▸ Items from an interface collection
= Beginning of Section =
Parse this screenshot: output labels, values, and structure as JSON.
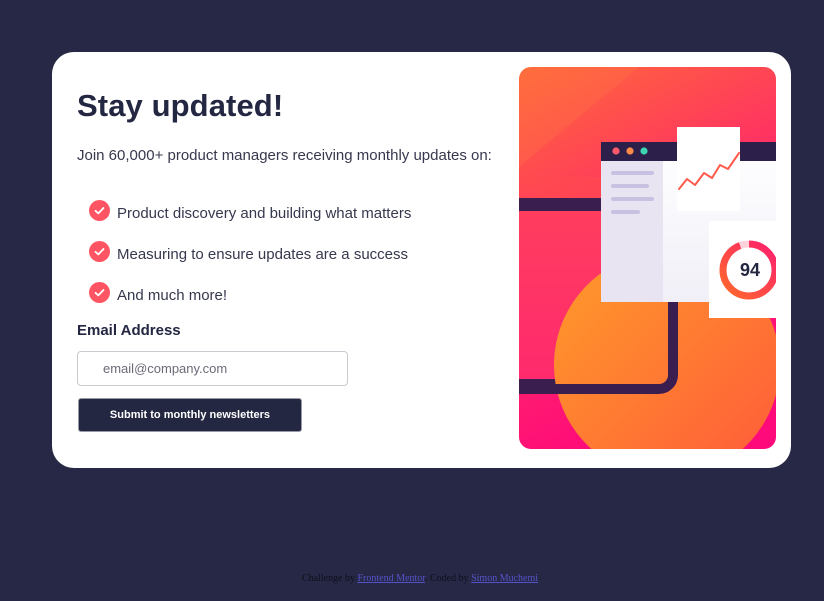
{
  "signup": {
    "title": "Stay updated!",
    "intro": "Join 60,000+ product managers receiving monthly updates on:",
    "features": [
      "Product discovery and building what matters",
      "Measuring to ensure updates are a success",
      "And much more!"
    ],
    "email_label": "Email Address",
    "email_placeholder": "email@company.com",
    "email_value": "",
    "submit_label": "Submit to monthly newsletters"
  },
  "illustration": {
    "score_value": "94",
    "icon": "dashboard-illustration"
  },
  "attribution": {
    "challenge_prefix": "Challenge by",
    "challenge_link": "Frontend Mentor",
    "coded_prefix": ". Coded by",
    "author_link": "Simon Muchemi"
  },
  "colors": {
    "background": "#272845",
    "card": "#ffffff",
    "dark_navy": "#242742",
    "accent_red": "#ff5463",
    "accent_orange": "#ff6a3a",
    "accent_pink": "#ff1a73"
  }
}
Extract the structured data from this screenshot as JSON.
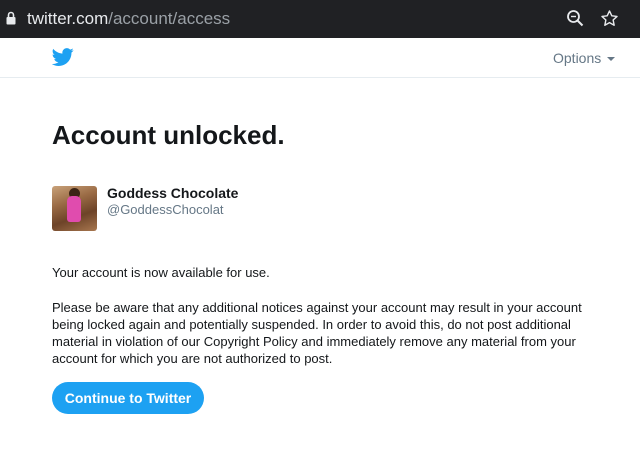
{
  "browser": {
    "url_host": "twitter.com",
    "url_path": "/account/access",
    "icons": [
      "lock-icon",
      "zoom-icon",
      "star-icon"
    ]
  },
  "header": {
    "logo_icon": "twitter-bird-icon",
    "options_label": "Options",
    "brand_color": "#1da1f2"
  },
  "main": {
    "title": "Account unlocked.",
    "user": {
      "name": "Goddess Chocolate",
      "handle": "@GoddessChocolat"
    },
    "status_text": "Your account is now available for use.",
    "notice_text": "Please be aware that any additional notices against your account may result in your account being locked again and potentially suspended. In order to avoid this, do not post additional material in violation of our Copyright Policy and immediately remove any material from your account for which you are not authorized to post.",
    "continue_label": "Continue to Twitter"
  }
}
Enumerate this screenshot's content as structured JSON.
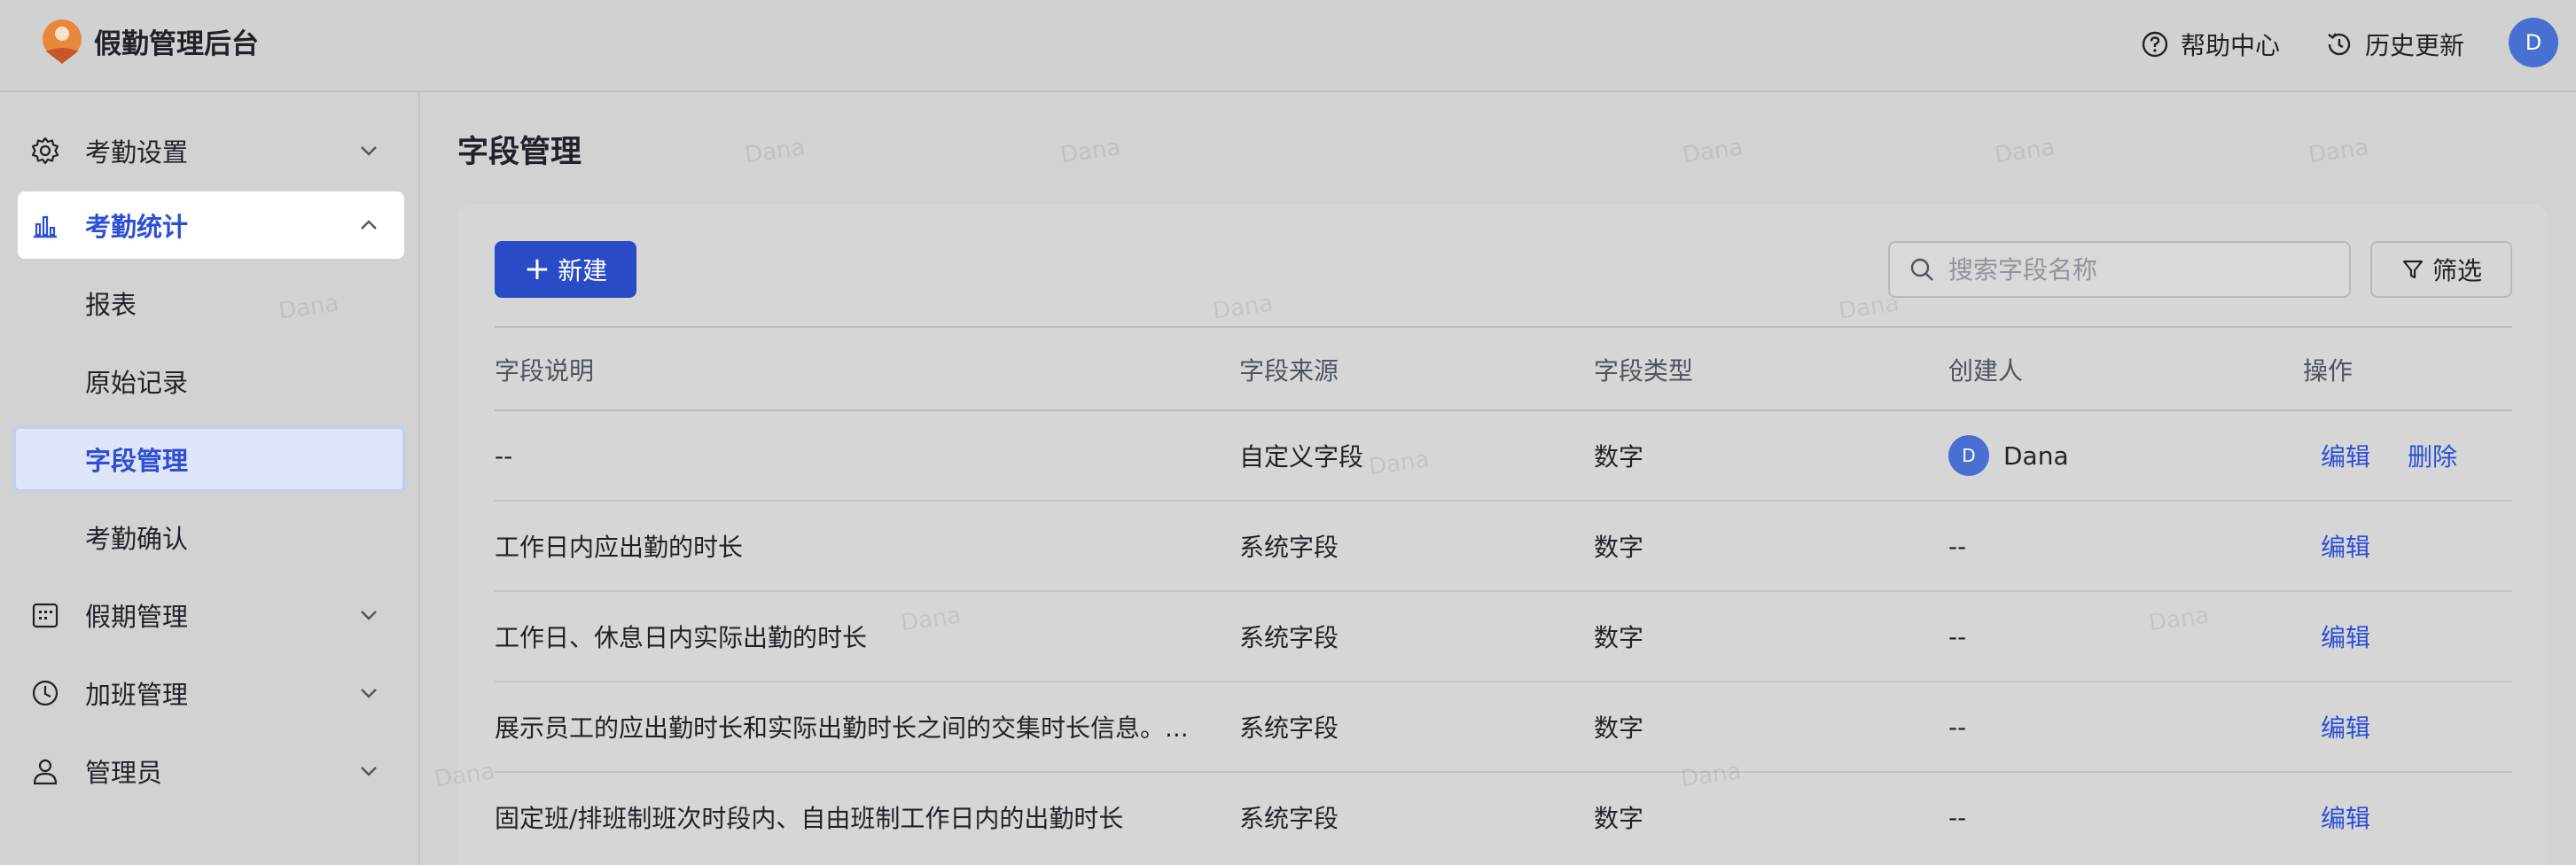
{
  "header": {
    "app_title": "假勤管理后台",
    "help_label": "帮助中心",
    "history_label": "历史更新",
    "avatar_letter": "D"
  },
  "sidebar": {
    "items": [
      {
        "label": "考勤设置",
        "icon": "gear-icon",
        "expanded": false
      },
      {
        "label": "考勤统计",
        "icon": "bar-chart-icon",
        "expanded": true,
        "children": [
          {
            "label": "报表"
          },
          {
            "label": "原始记录"
          },
          {
            "label": "字段管理",
            "selected": true
          },
          {
            "label": "考勤确认"
          }
        ]
      },
      {
        "label": "假期管理",
        "icon": "calendar-icon",
        "expanded": false
      },
      {
        "label": "加班管理",
        "icon": "clock-icon",
        "expanded": false
      },
      {
        "label": "管理员",
        "icon": "user-icon",
        "expanded": false
      }
    ]
  },
  "main": {
    "page_title": "字段管理",
    "new_button": "新建",
    "search_placeholder": "搜索字段名称",
    "filter_button": "筛选",
    "columns": [
      "字段说明",
      "字段来源",
      "字段类型",
      "创建人",
      "操作"
    ],
    "rows": [
      {
        "desc": "--",
        "source": "自定义字段",
        "type": "数字",
        "creator": "Dana",
        "creator_avatar": "D",
        "edit": "编辑",
        "delete": "删除"
      },
      {
        "desc": "工作日内应出勤的时长",
        "source": "系统字段",
        "type": "数字",
        "creator": "--",
        "edit": "编辑"
      },
      {
        "desc": "工作日、休息日内实际出勤的时长",
        "source": "系统字段",
        "type": "数字",
        "creator": "--",
        "edit": "编辑"
      },
      {
        "desc": "展示员工的应出勤时长和实际出勤时长之间的交集时长信息。...",
        "source": "系统字段",
        "type": "数字",
        "creator": "--",
        "edit": "编辑"
      },
      {
        "desc": "固定班/排班制班次时段内、自由班制工作日内的出勤时长",
        "source": "系统字段",
        "type": "数字",
        "creator": "--",
        "edit": "编辑"
      }
    ]
  },
  "watermark": "Dana",
  "colors": {
    "accent": "#2c4fd6",
    "primary_button": "#2a4bc7",
    "avatar": "#4a6fd3"
  }
}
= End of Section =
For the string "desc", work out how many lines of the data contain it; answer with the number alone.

5